Quality and complete traceability are a matter of course in domestic cultivation. And that doesn't work without outside help: despite the hard manual work, the harvest workers come to Lower Bavaria year after year during the cucumber season. The many hardworking hands that are required for the harvest make the cucumber harvest expensive, but thanks to the collaboration between Develey and McDonald’s, the largest contiguous cucumber growing area in Europe can be preserved.

Perfect gherkin climate in Lower Bavaria

A contract farmer of Develey Senf & Feinkost GmbH is Karl Birkeneder, who runs a family farm in Vilstal / Lower Bavaria together with his parents. With over 20 years of experience, cucumber cultivation is an important pillar of the business. Every year, with up to 150 harvest workers, they harvest the best pickling cucumbers on approx. 30 hectares. The family business also produces onions, sugar beets, grain and soy. "We produce our cucumbers in the best region of Europe with the highest standards in European comparison and can guarantee traceability back to the field," says Birkeneder. “The pickling cucumber suits the climate in our region: It's a bit warmer here than in neighboring areas, but not too hot either. With water-saving drip irrigation, sophisticated nutrient management, short transport routes and ultimately high yields, we save resources and can therefore produce more sustainably than in other growing regions. "

With around 1,000 hectares of cultivation area, Lower Bavaria is the largest contiguous cucumber growing area in Europe. The original form of the cucumber is probably native to warm tropical India. Lower Bavaria is far away, not only in terms of climate. Nevertheless, the Lower Bavarian cultivation is one of the most profitable in the world, as it is here that the climatic conditions are good and that there are skilled farmers with a lot of expertise. The climatic conditions, competence and experience allow high quality goods to be produced for the consumer. The Birkeneder family and their seasonal workers are sure to do their utmost to achieve this.

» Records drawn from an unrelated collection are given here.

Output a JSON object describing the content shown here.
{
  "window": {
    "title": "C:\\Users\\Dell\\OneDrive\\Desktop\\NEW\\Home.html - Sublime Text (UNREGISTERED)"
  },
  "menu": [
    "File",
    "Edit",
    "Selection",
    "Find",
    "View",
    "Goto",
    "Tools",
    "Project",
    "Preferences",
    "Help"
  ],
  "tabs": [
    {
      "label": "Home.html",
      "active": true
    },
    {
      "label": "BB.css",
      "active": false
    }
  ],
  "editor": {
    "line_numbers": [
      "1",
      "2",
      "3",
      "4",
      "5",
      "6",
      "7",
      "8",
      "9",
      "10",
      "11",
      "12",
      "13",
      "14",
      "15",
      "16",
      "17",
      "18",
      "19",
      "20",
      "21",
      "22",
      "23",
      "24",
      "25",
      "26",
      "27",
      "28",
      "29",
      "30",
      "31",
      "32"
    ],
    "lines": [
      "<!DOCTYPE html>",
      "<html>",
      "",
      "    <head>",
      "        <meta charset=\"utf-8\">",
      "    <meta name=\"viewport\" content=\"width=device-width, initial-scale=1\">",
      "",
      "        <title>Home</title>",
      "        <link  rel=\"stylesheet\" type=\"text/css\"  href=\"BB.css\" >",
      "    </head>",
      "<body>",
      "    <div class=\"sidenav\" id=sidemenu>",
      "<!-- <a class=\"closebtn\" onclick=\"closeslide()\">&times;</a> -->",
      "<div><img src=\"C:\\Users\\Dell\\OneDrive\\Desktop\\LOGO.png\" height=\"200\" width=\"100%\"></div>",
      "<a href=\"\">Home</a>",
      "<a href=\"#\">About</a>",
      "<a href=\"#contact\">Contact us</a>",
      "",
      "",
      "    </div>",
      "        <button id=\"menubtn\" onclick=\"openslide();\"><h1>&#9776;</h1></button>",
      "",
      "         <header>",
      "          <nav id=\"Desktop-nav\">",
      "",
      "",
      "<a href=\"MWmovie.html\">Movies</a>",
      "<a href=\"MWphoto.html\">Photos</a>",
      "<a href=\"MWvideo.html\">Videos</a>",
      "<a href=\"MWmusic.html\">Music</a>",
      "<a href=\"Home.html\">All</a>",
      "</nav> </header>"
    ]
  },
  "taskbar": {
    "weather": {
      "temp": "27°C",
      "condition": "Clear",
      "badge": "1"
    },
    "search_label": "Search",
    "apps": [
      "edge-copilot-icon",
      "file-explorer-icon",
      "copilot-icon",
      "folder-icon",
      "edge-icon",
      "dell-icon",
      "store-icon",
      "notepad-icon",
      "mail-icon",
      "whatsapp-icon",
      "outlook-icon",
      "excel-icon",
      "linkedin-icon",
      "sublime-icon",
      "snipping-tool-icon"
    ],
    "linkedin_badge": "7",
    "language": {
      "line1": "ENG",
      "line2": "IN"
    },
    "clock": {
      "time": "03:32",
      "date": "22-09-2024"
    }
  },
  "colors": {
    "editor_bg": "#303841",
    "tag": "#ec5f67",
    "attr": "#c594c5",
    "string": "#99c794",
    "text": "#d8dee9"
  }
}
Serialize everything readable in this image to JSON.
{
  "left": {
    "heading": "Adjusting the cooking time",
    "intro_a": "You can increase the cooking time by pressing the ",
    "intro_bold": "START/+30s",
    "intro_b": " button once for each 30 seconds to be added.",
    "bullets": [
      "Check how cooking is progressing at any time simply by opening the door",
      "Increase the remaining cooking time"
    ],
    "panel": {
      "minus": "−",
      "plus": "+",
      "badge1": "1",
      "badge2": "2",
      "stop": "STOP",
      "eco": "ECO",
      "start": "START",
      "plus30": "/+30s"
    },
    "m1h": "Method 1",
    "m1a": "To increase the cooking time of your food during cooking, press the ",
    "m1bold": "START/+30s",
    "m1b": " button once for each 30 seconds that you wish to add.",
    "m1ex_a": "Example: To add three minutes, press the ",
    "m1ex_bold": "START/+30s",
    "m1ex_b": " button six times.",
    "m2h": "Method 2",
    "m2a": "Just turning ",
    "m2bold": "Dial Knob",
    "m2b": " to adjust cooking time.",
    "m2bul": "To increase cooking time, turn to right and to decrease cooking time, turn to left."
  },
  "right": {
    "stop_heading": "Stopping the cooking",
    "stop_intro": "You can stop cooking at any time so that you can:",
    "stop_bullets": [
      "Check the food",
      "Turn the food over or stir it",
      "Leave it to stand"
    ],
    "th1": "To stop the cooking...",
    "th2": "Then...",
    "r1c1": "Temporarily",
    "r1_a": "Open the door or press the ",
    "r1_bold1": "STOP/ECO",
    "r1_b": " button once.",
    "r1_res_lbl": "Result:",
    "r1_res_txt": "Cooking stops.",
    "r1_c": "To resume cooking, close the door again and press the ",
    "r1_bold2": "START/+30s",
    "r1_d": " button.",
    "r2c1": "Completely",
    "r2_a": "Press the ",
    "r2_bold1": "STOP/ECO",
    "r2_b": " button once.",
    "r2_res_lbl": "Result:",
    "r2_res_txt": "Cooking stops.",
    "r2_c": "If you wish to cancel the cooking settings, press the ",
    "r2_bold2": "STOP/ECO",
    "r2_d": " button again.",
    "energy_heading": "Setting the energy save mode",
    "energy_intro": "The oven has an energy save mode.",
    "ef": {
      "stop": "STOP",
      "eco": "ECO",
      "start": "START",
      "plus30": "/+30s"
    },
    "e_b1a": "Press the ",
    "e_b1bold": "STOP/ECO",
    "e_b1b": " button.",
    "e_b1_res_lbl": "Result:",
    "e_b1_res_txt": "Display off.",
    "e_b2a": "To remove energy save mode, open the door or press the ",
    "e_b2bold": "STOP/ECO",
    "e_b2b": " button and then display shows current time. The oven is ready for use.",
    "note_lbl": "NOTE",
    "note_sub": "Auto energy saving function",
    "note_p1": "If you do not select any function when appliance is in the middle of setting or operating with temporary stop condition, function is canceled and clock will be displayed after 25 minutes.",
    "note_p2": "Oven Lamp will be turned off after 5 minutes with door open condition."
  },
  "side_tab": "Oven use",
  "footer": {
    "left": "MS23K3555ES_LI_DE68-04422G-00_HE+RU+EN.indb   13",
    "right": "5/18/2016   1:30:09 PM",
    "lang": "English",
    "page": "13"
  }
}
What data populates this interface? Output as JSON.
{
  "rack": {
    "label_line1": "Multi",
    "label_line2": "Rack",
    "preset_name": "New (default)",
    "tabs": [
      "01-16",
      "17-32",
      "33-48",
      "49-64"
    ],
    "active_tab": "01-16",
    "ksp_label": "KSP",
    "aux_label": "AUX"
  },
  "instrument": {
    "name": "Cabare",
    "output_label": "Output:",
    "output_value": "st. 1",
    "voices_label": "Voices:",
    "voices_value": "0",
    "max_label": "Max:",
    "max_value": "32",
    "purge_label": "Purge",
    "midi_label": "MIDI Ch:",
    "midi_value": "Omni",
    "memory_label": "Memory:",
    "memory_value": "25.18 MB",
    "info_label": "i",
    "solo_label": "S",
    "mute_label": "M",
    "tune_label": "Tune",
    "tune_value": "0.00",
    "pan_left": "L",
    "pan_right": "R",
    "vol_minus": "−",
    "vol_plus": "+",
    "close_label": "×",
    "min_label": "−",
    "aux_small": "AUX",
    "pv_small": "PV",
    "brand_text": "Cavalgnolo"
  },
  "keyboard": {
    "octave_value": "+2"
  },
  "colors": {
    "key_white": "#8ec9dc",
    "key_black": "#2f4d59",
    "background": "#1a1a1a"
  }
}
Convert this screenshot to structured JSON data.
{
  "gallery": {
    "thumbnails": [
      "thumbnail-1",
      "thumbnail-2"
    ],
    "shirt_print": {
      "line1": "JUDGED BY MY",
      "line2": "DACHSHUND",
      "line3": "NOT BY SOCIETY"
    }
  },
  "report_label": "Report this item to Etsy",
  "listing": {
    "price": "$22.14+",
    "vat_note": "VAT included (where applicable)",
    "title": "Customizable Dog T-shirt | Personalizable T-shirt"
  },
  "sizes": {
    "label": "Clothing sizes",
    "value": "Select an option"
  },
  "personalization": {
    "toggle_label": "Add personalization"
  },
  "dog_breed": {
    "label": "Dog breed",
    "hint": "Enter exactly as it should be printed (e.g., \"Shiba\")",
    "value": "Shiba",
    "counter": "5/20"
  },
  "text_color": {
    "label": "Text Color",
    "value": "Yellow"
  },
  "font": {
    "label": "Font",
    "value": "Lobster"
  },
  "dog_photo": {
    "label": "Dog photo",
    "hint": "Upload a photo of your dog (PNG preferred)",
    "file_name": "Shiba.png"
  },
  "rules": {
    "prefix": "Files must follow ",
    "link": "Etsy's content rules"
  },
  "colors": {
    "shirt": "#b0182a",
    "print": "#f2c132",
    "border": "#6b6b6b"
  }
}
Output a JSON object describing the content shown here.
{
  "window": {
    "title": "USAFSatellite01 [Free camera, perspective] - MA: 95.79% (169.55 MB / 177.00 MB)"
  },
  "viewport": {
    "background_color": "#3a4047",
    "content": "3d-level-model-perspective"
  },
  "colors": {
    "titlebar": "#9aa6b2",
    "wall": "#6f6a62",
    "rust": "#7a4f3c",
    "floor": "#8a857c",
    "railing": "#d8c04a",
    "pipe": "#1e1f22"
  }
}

Karl Birkeneder junior and senior examine their cucumber stocks. The plants are healthy and bear a lot of fruit. The family business run jointly by the two farmers has been successfully producing cucumbers for over 20 years.